[Exercise inputs — start]

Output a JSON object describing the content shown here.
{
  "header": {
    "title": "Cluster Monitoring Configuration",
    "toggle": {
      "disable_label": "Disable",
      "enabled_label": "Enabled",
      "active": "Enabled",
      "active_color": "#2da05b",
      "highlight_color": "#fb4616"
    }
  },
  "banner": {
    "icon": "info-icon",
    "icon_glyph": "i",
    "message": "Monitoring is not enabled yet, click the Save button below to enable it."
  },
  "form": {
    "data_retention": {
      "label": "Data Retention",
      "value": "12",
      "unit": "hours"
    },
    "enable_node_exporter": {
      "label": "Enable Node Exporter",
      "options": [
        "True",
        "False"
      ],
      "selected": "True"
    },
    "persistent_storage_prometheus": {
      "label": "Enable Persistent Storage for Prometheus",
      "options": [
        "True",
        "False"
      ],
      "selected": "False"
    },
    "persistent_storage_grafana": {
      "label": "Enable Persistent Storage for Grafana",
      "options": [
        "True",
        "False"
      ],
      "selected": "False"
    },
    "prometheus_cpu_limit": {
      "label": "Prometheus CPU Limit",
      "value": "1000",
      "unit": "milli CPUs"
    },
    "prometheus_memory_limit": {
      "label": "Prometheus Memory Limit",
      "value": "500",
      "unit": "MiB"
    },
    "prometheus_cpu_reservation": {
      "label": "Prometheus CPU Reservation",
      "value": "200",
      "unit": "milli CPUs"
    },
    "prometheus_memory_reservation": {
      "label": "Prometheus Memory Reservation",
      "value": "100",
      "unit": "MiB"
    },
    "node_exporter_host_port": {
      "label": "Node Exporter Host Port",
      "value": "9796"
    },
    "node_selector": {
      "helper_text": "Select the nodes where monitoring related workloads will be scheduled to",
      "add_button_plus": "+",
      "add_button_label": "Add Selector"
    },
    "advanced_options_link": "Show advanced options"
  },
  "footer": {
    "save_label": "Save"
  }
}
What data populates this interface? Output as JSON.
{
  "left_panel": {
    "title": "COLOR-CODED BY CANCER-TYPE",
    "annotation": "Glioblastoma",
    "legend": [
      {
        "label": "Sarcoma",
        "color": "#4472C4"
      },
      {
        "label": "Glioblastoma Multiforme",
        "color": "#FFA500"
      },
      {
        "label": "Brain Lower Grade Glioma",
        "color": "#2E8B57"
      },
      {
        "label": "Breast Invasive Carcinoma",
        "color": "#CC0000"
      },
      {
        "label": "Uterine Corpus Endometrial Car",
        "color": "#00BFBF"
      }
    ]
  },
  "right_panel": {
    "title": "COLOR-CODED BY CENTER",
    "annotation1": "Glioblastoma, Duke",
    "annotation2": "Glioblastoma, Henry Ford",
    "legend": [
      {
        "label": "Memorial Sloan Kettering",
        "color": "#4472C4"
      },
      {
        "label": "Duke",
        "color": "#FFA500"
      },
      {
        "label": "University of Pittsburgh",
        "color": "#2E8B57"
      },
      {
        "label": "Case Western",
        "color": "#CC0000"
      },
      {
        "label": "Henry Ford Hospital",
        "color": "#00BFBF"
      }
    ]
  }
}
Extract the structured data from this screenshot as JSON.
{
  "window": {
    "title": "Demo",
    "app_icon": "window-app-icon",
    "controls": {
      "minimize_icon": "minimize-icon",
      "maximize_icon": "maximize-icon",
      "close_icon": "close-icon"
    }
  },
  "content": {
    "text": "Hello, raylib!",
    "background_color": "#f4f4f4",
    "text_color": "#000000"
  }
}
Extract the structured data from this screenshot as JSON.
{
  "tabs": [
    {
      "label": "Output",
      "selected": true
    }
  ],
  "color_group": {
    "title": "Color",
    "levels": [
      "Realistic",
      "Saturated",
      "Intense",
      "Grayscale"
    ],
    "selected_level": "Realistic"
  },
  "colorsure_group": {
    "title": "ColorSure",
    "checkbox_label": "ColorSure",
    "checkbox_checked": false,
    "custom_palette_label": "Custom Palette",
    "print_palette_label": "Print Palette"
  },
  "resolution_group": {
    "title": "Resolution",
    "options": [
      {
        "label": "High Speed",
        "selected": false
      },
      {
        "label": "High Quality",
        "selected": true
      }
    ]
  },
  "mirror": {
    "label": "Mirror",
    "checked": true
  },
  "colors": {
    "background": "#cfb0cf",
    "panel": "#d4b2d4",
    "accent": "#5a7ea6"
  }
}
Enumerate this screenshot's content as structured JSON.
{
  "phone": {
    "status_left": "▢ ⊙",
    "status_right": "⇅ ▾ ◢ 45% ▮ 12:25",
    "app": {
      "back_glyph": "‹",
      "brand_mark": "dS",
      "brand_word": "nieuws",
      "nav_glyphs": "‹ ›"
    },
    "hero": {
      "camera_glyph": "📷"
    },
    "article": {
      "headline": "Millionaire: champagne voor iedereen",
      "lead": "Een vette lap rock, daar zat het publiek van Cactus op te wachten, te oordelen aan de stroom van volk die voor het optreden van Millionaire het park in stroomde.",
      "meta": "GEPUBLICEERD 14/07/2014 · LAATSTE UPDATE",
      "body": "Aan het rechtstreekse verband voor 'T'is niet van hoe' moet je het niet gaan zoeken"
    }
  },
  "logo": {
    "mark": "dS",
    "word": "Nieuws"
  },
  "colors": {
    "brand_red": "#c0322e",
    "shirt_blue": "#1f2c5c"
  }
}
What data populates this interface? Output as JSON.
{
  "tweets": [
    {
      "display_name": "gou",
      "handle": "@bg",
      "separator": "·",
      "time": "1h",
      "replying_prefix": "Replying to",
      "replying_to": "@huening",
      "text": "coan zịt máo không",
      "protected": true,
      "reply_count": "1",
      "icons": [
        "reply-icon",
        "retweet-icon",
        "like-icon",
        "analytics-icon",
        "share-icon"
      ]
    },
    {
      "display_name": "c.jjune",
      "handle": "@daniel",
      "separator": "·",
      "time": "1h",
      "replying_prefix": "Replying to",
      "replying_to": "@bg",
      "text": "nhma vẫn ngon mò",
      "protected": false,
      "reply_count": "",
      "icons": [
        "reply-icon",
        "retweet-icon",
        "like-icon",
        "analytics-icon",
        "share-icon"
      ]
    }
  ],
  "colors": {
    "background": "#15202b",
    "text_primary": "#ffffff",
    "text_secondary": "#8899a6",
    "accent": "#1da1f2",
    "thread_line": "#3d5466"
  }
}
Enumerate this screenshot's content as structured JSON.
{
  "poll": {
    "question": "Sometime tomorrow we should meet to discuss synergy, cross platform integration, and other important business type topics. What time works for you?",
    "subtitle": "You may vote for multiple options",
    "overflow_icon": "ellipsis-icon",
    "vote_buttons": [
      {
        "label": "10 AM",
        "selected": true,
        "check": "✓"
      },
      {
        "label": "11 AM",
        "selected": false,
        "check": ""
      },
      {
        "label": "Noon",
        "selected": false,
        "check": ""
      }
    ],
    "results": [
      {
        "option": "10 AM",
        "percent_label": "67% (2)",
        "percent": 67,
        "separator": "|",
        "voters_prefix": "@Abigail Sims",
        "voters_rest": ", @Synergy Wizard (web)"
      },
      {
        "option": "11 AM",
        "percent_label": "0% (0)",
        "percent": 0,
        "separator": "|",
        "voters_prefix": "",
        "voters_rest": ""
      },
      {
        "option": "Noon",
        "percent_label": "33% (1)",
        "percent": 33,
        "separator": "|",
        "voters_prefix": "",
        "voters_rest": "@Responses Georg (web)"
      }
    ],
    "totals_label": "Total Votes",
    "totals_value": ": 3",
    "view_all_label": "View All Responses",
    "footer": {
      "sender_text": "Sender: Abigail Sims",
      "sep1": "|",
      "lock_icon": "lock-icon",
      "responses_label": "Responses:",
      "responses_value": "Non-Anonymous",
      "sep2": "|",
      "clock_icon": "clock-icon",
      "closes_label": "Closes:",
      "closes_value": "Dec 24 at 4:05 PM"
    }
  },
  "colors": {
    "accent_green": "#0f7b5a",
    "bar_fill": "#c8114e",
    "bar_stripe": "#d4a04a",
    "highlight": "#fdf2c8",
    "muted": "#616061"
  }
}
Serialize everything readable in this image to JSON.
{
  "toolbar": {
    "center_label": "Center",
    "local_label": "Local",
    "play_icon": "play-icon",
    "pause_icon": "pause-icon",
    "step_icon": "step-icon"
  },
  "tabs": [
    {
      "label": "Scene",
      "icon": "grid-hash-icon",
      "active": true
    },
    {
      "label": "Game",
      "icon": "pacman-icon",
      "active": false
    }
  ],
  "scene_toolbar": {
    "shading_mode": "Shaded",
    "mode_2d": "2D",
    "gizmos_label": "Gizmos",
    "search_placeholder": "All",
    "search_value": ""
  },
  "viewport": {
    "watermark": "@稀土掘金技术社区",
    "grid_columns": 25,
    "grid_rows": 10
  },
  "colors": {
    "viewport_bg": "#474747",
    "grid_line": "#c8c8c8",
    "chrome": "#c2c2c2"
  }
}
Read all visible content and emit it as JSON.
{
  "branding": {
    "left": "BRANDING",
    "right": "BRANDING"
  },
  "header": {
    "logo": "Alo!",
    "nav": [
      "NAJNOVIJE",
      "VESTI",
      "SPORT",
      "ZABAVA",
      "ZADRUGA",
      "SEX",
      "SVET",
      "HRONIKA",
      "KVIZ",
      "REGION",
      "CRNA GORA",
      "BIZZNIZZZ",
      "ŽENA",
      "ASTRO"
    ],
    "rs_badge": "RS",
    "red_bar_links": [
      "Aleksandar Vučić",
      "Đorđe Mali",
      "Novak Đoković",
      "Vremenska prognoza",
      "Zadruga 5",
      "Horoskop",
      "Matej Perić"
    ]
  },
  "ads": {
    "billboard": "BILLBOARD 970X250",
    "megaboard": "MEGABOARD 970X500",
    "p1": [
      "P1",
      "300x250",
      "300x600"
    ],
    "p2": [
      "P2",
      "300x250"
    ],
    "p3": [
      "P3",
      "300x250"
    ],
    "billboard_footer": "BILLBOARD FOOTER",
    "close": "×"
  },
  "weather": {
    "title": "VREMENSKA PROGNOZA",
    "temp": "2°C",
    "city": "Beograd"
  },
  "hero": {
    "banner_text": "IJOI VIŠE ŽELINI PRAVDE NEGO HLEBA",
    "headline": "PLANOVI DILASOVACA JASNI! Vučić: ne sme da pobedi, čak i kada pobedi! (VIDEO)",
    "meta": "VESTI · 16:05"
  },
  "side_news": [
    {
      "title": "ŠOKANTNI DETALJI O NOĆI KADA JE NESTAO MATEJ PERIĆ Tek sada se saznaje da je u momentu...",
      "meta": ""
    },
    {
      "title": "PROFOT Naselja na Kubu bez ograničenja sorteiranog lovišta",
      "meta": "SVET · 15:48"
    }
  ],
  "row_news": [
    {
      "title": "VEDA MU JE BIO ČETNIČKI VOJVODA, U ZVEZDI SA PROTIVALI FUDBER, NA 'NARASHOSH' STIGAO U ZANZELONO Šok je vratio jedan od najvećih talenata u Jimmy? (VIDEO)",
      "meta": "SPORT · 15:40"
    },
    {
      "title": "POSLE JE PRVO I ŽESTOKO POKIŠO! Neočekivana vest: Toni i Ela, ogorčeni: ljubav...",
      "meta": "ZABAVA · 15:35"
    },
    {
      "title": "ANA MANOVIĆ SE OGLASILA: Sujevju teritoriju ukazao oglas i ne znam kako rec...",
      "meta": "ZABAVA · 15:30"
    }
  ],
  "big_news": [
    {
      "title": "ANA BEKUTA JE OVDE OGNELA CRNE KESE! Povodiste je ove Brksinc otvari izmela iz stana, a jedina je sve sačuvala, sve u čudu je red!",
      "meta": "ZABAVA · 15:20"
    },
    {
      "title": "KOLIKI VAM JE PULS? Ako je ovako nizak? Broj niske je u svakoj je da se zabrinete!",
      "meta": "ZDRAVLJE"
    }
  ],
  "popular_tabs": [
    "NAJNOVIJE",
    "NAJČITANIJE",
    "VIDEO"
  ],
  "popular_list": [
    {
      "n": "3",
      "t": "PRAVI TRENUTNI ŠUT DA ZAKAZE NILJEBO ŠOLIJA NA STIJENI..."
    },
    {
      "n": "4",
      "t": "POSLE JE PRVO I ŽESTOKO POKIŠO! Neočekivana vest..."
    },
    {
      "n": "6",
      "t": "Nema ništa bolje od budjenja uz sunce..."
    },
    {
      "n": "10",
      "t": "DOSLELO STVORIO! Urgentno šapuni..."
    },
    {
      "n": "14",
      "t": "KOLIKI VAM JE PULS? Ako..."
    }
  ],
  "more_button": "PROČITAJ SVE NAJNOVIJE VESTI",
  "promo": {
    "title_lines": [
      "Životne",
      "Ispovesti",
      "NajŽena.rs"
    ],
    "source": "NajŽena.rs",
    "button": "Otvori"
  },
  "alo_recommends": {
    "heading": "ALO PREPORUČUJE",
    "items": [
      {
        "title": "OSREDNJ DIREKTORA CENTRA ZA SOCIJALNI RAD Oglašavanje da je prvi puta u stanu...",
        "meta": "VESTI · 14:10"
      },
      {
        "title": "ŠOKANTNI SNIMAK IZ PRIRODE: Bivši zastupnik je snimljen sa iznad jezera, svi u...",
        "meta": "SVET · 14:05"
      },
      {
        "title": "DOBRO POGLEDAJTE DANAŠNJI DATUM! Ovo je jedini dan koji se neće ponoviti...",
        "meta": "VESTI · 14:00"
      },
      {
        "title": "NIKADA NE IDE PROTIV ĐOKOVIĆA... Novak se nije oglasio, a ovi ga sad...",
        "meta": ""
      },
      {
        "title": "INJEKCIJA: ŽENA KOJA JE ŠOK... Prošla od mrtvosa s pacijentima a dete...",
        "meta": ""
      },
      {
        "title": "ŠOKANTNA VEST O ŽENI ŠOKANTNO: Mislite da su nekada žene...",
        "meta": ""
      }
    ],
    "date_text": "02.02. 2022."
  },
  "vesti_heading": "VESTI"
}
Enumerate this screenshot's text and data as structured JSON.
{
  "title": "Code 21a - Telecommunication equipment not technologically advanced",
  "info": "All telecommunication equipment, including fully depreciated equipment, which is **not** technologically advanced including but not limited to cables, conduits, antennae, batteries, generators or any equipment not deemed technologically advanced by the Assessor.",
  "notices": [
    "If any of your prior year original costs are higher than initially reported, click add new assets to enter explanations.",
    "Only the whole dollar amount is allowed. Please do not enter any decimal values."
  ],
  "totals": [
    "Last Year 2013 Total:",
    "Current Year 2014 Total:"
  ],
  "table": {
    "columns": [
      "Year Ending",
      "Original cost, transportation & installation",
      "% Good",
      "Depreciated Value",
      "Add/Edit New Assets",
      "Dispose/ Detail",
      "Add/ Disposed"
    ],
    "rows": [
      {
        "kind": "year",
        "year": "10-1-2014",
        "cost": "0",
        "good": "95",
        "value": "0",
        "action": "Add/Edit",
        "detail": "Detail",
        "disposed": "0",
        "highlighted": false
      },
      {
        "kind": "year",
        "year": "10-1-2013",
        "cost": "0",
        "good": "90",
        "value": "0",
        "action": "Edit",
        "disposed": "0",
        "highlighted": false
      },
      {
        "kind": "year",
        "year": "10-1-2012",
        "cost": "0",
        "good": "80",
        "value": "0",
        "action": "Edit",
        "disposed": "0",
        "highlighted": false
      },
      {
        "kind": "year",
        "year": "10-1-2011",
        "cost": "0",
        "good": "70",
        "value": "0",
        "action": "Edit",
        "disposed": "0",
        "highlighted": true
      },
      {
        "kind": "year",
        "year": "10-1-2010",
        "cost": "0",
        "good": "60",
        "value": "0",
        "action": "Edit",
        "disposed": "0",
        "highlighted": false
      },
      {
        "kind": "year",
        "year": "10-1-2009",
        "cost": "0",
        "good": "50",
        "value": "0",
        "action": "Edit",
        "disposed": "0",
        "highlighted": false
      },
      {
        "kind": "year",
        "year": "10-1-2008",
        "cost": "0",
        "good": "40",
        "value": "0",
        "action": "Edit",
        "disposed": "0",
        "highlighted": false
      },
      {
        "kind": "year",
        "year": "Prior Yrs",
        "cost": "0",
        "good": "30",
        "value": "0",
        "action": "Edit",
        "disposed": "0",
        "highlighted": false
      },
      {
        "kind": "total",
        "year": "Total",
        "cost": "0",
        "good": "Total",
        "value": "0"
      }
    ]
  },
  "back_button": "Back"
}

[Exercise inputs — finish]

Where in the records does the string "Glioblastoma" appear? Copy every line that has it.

    "annotation": "Glioblastoma",
        "label": "Glioblastoma Multiforme",
    "annotation1": "Glioblastoma, Duke",
    "annotation2": "Glioblastoma, Henry Ford",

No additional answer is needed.